*The task*.
The records that follow must be reproduced in full, with every picture excluded.

---+---

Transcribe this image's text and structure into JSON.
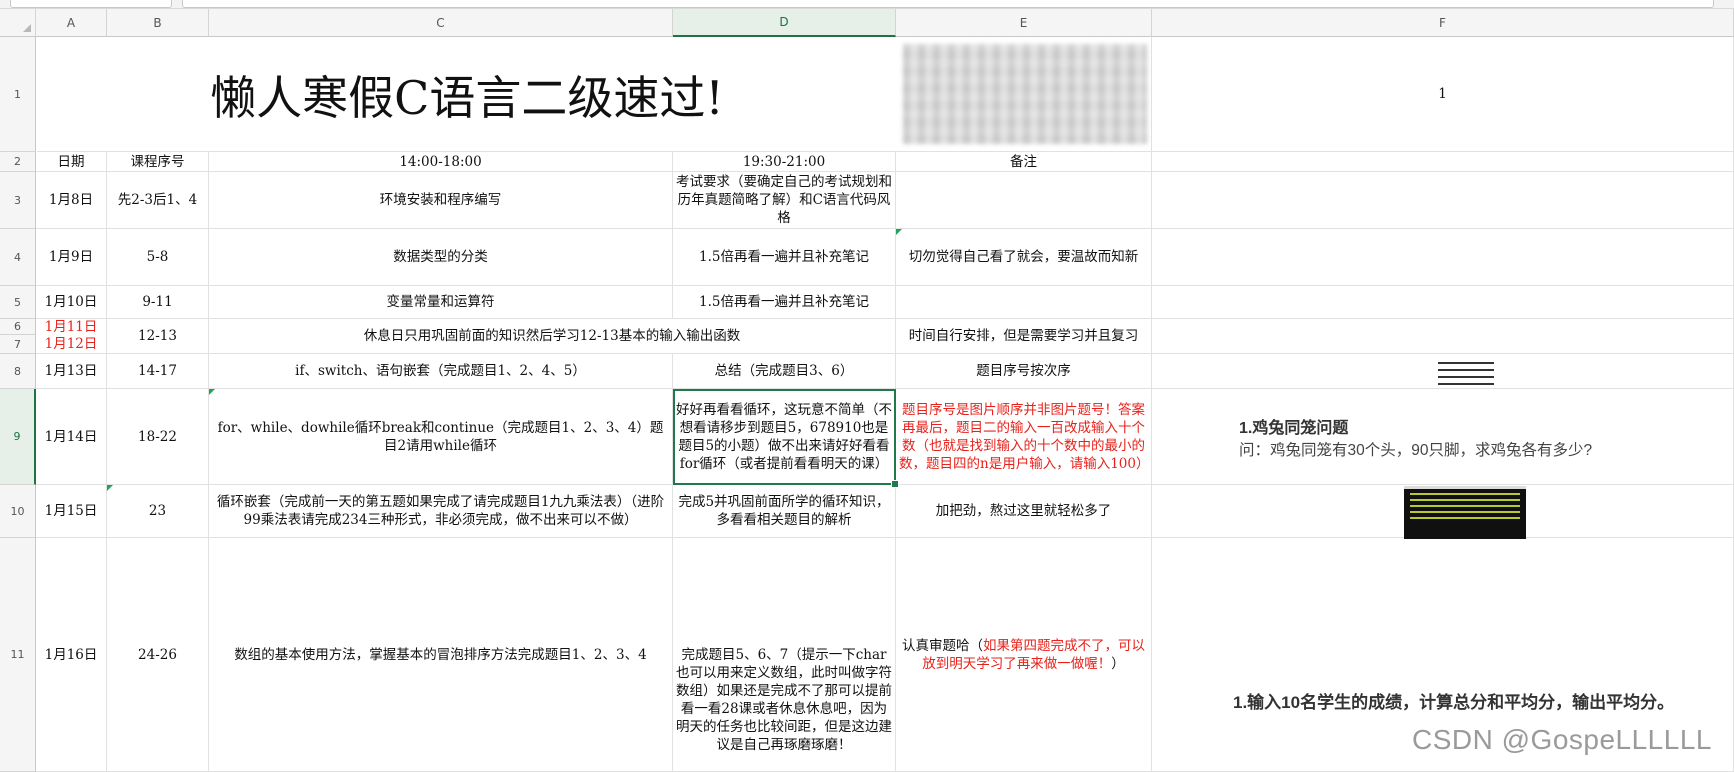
{
  "columns": [
    "A",
    "B",
    "C",
    "D",
    "E",
    "F"
  ],
  "rows": [
    "1",
    "2",
    "3",
    "4",
    "5",
    "6",
    "7",
    "8",
    "9",
    "10",
    "11"
  ],
  "title": "懒人寒假C语言二级速过!",
  "f1_value": "1",
  "header": {
    "date": "日期",
    "lesson": "课程序号",
    "afternoon": "14:00-18:00",
    "evening": "19:30-21:00",
    "notes": "备注"
  },
  "schedule": [
    {
      "date": "1月8日",
      "lesson": "先2-3后1、4",
      "afternoon": "环境安装和程序编写",
      "evening": "考试要求（要确定自己的考试规划和历年真题简略了解）和C语言代码风格",
      "notes": ""
    },
    {
      "date": "1月9日",
      "lesson": "5-8",
      "afternoon": "数据类型的分类",
      "evening": "1.5倍再看一遍并且补充笔记",
      "notes": "切勿觉得自己看了就会，要温故而知新"
    },
    {
      "date": "1月10日",
      "lesson": "9-11",
      "afternoon": "变量常量和运算符",
      "evening": "1.5倍再看一遍并且补充笔记",
      "notes": ""
    },
    {
      "date": "1月11日",
      "date2": "1月12日",
      "lesson": "12-13",
      "merged": "休息日只用巩固前面的知识然后学习12-13基本的输入输出函数",
      "notes": "时间自行安排，但是需要学习并且复习"
    },
    {
      "date": "1月13日",
      "lesson": "14-17",
      "afternoon": "if、switch、语句嵌套（完成题目1、2、4、5）",
      "evening": "总结（完成题目3、6）",
      "notes": "题目序号按次序"
    },
    {
      "date": "1月14日",
      "lesson": "18-22",
      "afternoon": "for、while、dowhile循环break和continue（完成题目1、2、3、4）题目2请用while循环",
      "evening": "好好再看看循环，这玩意不简单（不想看请移步到题目5，678910也是题目5的小题）做不出来请好好看看for循环（或者提前看看明天的课）",
      "notes": "题目序号是图片顺序并非图片题号！答案再最后，题目二的输入一百改成输入十个数（也就是找到输入的十个数中的最小的数，题目四的n是用户输入，请输入100）"
    },
    {
      "date": "1月15日",
      "lesson": "23",
      "afternoon": "循环嵌套（完成前一天的第五题如果完成了请完成题目1九九乘法表）（进阶99乘法表请完成234三种形式，非必须完成，做不出来可以不做）",
      "evening": "完成5并巩固前面所学的循环知识，多看看相关题目的解析",
      "notes": "加把劲，熬过这里就轻松多了"
    },
    {
      "date": "1月16日",
      "lesson": "24-26",
      "afternoon": "数组的基本使用方法，掌握基本的冒泡排序方法完成题目1、2、3、4",
      "evening": "完成题目5、6、7（提示一下char也可以用来定义数组，此时叫做字符数组）如果还是完成不了那可以提前看一看28课或者休息休息吧，因为明天的任务也比较间距，但是这边建议是自己再琢磨琢磨！",
      "notes_prefix": "认真审题哈（",
      "notes_red": "如果第四题完成不了，可以放到明天学习了再来做一做喔！",
      "notes_suffix": "）"
    }
  ],
  "problems": {
    "p1_title": "1.鸡兔同笼问题",
    "p1_text": "问：鸡兔同笼有30个头，90只脚，求鸡兔各有多少?",
    "p2": "1.输入10名学生的成绩，计算总分和平均分，输出平均分。"
  },
  "watermark": "CSDN @GospeLLLLLL",
  "colors": {
    "selection": "#1e7a4a",
    "red_text": "#e8221b",
    "header_bg": "#f5f5f5"
  }
}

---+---

*Reply to the task*.
Transcribe this image's text and structure into JSON.
{
  "columns": [
    "A",
    "B",
    "C",
    "D",
    "E",
    "F"
  ],
  "rows": [
    "1",
    "2",
    "3",
    "4",
    "5",
    "6",
    "7",
    "8",
    "9",
    "10",
    "11"
  ],
  "title": "懒人寒假C语言二级速过!",
  "f1_value": "1",
  "header": {
    "date": "日期",
    "lesson": "课程序号",
    "afternoon": "14:00-18:00",
    "evening": "19:30-21:00",
    "notes": "备注"
  },
  "schedule": [
    {
      "date": "1月8日",
      "lesson": "先2-3后1、4",
      "afternoon": "环境安装和程序编写",
      "evening": "考试要求（要确定自己的考试规划和历年真题简略了解）和C语言代码风格",
      "notes": ""
    },
    {
      "date": "1月9日",
      "lesson": "5-8",
      "afternoon": "数据类型的分类",
      "evening": "1.5倍再看一遍并且补充笔记",
      "notes": "切勿觉得自己看了就会，要温故而知新"
    },
    {
      "date": "1月10日",
      "lesson": "9-11",
      "afternoon": "变量常量和运算符",
      "evening": "1.5倍再看一遍并且补充笔记",
      "notes": ""
    },
    {
      "date": "1月11日",
      "date2": "1月12日",
      "lesson": "12-13",
      "merged": "休息日只用巩固前面的知识然后学习12-13基本的输入输出函数",
      "notes": "时间自行安排，但是需要学习并且复习"
    },
    {
      "date": "1月13日",
      "lesson": "14-17",
      "afternoon": "if、switch、语句嵌套（完成题目1、2、4、5）",
      "evening": "总结（完成题目3、6）",
      "notes": "题目序号按次序"
    },
    {
      "date": "1月14日",
      "lesson": "18-22",
      "afternoon": "for、while、dowhile循环break和continue（完成题目1、2、3、4）题目2请用while循环",
      "evening": "好好再看看循环，这玩意不简单（不想看请移步到题目5，678910也是题目5的小题）做不出来请好好看看for循环（或者提前看看明天的课）",
      "notes": "题目序号是图片顺序并非图片题号！答案再最后，题目二的输入一百改成输入十个数（也就是找到输入的十个数中的最小的数，题目四的n是用户输入，请输入100）"
    },
    {
      "date": "1月15日",
      "lesson": "23",
      "afternoon": "循环嵌套（完成前一天的第五题如果完成了请完成题目1九九乘法表）（进阶99乘法表请完成234三种形式，非必须完成，做不出来可以不做）",
      "evening": "完成5并巩固前面所学的循环知识，多看看相关题目的解析",
      "notes": "加把劲，熬过这里就轻松多了"
    },
    {
      "date": "1月16日",
      "lesson": "24-26",
      "afternoon": "数组的基本使用方法，掌握基本的冒泡排序方法完成题目1、2、3、4",
      "evening": "完成题目5、6、7（提示一下char也可以用来定义数组，此时叫做字符数组）如果还是完成不了那可以提前看一看28课或者休息休息吧，因为明天的任务也比较间距，但是这边建议是自己再琢磨琢磨！",
      "notes_prefix": "认真审题哈（",
      "notes_red": "如果第四题完成不了，可以放到明天学习了再来做一做喔！",
      "notes_suffix": "）"
    }
  ],
  "problems": {
    "p1_title": "1.鸡兔同笼问题",
    "p1_text": "问：鸡兔同笼有30个头，90只脚，求鸡兔各有多少?",
    "p2": "1.输入10名学生的成绩，计算总分和平均分，输出平均分。"
  },
  "watermark": "CSDN @GospeLLLLLL",
  "colors": {
    "selection": "#1e7a4a",
    "red_text": "#e8221b",
    "header_bg": "#f5f5f5"
  }
}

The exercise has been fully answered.